For stove top, I melt the butter and keep the tempt. around med. high. I use the mesh catcher, but again no lid. I am there to keep an eye on it and skim milk solids and salt off the top. Because the temp is lower on stove top, it takes about an hour and 20 minutes for the oil to clear and the solids to separate.
Skim some of the brown particles off the top of the ghee and use a small dipping tool and start pouring the hot oil into the jars. Secure the clean, dry lids and put aside to cool. The clear yellow color changes to creamy opaque when they cool and you should hear the pop sound of the lids sealing.
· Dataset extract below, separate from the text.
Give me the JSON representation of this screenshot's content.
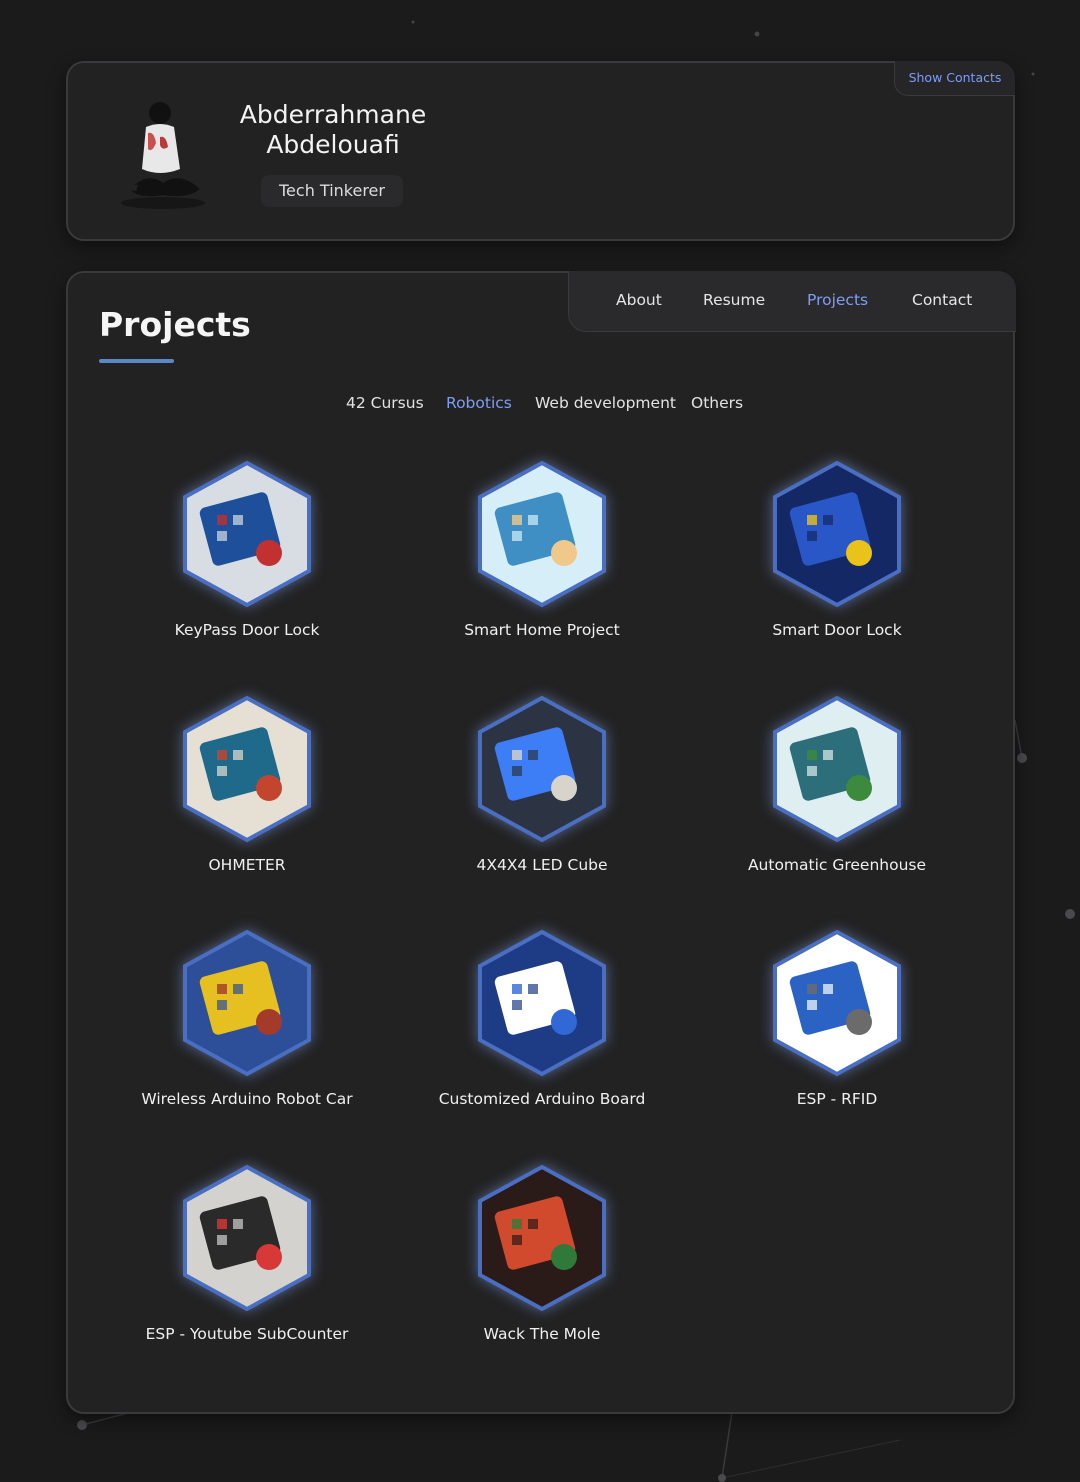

Clean, hot jars with warm, rubber lined lids should seal the clarified butter. These jars are then labeled and put downstairs in storage. From frozen storage to cool storage. I don't know how long they last....don't know what the shelf life is. So far, the longest I have kept a jar is 6 months in the basement and that ghee was perfect, no rancid, no mold....just perfect. A jar of ghee keeps on the counter at room temperature without molding, until it is gone....even in the summer. I prefer rendering ghee to keeping butter frozen because it saves room in the freezer for meats and other important items.

When you get most of the oil out of the pot, you should see some crusty, brown stuff at the bottom that looks like this. Once, I burned the ghee! It seemed like a flash, the oil turned brown...from golden to brown and I thought I had lost the whole batch. I let it cool and tasted it. Wow! was it good. It tasted like Carmel. I bottled it and we used it all. It added a really rich taste to everything. Only problem is, I don't trust the nutritional content of "burnt" or caramelized ghee. It tasted wonderful, but I wonder if the oil vitamins were lost or the nutritious fatty acids changed or corrupted. So, if it happens again, I will keep it, but it's not something I will plan to do.

The brown stuff at the bottom tastes good, salty and oily, but it is waste and I throw it away. If there is a little clear oil left over I pour it into a small container and use that first

This batch of 6 pounds of butter yielded 8 jars of ghee with a combined yield of approx. 75 ounces. I spent about $24. on this butter and got 8 jars of ghee. Purity Farms brand sells ghee in 11 or 10 ounce jars for about $1 an ounce or $9.99 a jar. I got my ghee for about $3.00 a jar. Not bad!